24 12 5

SPACE advocates see the 2020s as the beginning of a new ‘golden age’ of space exploration, with greater numbers of nation states and commercial actors exploring the final frontier than ever before.

A key element of this is the growing interest towards a human return to the Moon by US commercial companies like SpaceX and Blue Origin, and national space actors.

China has ambitious lunar plans, and its recent successful landing of the Chang’e 4 probe containing the Yutu 2 rover on the far side of the Moon is a world first.

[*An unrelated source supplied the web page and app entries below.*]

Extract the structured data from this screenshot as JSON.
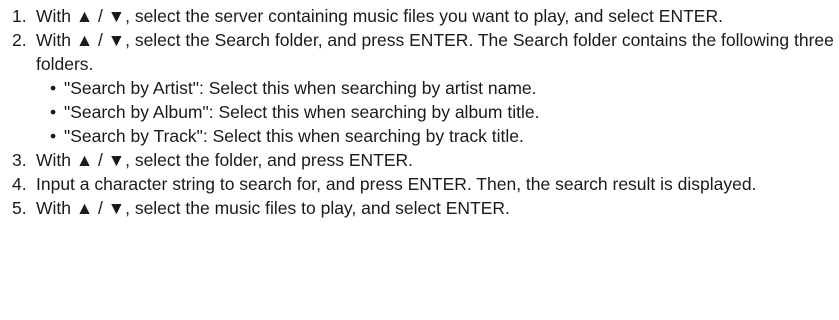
{
  "steps": [
    {
      "number": "1.",
      "text": "With ▲ / ▼, select the server containing music files you want to play, and select ENTER."
    },
    {
      "number": "2.",
      "text": "With ▲ / ▼, select the Search folder, and press ENTER. The Search folder contains the following three folders.",
      "bullets": [
        "\"Search by Artist\": Select this when searching by artist name.",
        "\"Search by Album\": Select this when searching by album title.",
        "\"Search by Track\": Select this when searching by track title."
      ]
    },
    {
      "number": "3.",
      "text": "With ▲ / ▼, select the folder, and press ENTER."
    },
    {
      "number": "4.",
      "text": "Input a character string to search for, and press ENTER. Then, the search result is displayed."
    },
    {
      "number": "5.",
      "text": "With ▲ / ▼, select the music files to play, and select ENTER."
    }
  ],
  "bullet_glyph": "•"
}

China’s next steps include further unmanned lunar and Mars missions, as well as a crewed space station by 2022, and ultimately, ‘Taikonauts’ on the lunar surface by the 2030s.

SEE ALSO: Space: The new frontier of the US-China rivalry

Chang’e 4 is a great accomplishment for China’s space program that could provide new insights into the unexplored far side.

It’s also generated a lot of debate about China’s ambitions in space, and the ‘astropolitical’ competition which could emerge between a rising China and the United States in the 21st century.

That space is a key operational domain in 21st century for military affairs is not lost on China’s leaders, and China’s space activities have strong military dimensions.

The 12th China International Aviation and Aerospace Exhibition in Zhuhai, China. Source: Shutterstock


© Asian Correspondent